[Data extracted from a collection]
┌──

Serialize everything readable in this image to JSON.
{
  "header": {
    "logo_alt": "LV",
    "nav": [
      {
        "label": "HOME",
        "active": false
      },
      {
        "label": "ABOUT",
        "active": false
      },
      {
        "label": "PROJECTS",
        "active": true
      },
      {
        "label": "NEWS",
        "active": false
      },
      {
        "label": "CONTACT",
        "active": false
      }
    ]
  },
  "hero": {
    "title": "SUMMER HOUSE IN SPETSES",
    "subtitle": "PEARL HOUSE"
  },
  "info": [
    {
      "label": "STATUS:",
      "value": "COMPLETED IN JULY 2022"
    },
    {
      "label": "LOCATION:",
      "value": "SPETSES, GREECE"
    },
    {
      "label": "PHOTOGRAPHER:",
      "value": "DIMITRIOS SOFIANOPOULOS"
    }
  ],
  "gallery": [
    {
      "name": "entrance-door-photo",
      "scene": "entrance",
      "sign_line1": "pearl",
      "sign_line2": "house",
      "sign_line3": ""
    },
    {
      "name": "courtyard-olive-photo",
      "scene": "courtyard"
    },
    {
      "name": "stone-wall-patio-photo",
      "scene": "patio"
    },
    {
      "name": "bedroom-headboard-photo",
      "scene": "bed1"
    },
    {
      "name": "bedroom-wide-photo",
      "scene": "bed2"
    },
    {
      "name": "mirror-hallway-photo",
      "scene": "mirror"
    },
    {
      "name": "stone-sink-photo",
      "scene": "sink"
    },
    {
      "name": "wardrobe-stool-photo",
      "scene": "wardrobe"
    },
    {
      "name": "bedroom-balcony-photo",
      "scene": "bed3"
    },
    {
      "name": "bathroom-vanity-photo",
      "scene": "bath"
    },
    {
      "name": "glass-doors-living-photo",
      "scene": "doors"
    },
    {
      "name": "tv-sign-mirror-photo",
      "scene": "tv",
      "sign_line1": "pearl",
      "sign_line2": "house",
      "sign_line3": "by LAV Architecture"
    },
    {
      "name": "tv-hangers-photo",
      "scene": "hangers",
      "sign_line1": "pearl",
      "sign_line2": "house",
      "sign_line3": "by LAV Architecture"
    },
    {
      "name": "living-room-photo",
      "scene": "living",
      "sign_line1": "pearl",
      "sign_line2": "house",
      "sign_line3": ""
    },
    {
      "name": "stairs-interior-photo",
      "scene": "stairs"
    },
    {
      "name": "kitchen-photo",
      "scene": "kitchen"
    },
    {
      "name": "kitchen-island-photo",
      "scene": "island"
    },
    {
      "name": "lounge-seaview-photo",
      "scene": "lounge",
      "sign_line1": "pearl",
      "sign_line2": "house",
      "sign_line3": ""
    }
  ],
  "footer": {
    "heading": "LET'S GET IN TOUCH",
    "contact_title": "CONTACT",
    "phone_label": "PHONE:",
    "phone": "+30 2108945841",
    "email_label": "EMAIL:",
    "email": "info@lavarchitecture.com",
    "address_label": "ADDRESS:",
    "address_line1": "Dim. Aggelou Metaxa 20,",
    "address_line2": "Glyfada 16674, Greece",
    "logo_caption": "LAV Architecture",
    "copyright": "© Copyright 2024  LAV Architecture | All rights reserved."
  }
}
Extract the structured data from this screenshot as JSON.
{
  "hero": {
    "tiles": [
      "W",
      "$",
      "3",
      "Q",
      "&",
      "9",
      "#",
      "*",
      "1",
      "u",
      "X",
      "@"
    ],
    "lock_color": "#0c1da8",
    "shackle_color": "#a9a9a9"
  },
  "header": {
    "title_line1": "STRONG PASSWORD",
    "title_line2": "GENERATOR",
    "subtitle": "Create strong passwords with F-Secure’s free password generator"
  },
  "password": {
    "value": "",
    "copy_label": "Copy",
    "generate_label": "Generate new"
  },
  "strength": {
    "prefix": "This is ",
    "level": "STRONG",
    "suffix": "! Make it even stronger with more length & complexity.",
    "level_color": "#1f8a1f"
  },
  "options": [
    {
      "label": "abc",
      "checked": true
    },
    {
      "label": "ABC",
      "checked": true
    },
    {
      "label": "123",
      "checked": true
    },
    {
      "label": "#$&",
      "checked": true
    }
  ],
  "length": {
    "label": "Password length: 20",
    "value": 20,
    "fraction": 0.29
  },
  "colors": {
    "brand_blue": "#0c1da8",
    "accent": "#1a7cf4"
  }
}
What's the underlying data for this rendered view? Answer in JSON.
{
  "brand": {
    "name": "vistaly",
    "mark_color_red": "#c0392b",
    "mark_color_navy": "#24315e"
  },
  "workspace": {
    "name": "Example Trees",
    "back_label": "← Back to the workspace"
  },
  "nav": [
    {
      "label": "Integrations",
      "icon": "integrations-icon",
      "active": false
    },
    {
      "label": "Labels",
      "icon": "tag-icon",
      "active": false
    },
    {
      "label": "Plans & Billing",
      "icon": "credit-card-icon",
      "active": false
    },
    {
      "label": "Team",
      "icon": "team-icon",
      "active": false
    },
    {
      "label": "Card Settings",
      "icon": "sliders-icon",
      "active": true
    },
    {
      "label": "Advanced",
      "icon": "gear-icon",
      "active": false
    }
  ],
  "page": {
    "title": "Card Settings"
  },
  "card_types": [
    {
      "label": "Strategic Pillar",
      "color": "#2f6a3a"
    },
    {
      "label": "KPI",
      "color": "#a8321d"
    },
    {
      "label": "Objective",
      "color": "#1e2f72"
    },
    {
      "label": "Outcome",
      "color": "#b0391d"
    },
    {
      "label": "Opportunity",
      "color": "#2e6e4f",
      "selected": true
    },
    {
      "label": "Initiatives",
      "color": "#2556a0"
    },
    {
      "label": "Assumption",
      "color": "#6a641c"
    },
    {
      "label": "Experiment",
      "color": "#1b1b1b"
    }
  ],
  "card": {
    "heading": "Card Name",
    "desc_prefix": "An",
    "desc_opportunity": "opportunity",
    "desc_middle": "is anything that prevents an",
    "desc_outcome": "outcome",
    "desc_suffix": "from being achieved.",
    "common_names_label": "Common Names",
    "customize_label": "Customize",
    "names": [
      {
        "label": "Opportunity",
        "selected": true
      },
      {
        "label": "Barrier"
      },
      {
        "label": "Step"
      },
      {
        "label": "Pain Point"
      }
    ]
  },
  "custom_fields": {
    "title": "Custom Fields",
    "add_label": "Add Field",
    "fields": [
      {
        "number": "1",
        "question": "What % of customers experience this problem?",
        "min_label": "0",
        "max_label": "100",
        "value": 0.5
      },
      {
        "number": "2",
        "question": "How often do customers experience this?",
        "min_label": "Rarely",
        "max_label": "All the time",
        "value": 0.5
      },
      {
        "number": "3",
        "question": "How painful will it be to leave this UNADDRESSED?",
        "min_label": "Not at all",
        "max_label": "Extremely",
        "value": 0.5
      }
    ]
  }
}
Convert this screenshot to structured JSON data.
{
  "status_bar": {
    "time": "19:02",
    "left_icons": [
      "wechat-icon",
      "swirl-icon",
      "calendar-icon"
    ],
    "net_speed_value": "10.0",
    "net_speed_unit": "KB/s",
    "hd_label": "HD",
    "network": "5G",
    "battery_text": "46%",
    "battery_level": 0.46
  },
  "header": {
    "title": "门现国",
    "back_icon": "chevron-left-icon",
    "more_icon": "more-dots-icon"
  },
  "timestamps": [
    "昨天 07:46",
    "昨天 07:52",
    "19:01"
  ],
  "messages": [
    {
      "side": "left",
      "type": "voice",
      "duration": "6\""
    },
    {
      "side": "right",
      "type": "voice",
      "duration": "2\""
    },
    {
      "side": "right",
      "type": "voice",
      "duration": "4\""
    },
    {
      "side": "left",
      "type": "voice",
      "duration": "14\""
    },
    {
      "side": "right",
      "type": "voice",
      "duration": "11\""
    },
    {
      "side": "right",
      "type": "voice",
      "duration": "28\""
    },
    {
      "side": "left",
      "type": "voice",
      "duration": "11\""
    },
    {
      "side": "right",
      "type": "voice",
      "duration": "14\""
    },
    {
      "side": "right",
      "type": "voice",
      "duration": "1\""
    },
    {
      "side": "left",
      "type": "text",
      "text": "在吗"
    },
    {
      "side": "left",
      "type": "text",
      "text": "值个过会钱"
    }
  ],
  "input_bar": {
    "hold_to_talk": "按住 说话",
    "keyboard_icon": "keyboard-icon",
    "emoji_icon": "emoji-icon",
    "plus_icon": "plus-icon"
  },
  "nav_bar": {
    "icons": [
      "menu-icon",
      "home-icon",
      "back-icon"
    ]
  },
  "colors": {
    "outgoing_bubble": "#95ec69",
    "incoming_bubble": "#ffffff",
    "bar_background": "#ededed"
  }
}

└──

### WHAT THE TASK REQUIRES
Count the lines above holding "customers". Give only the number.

### THE ANSWER
2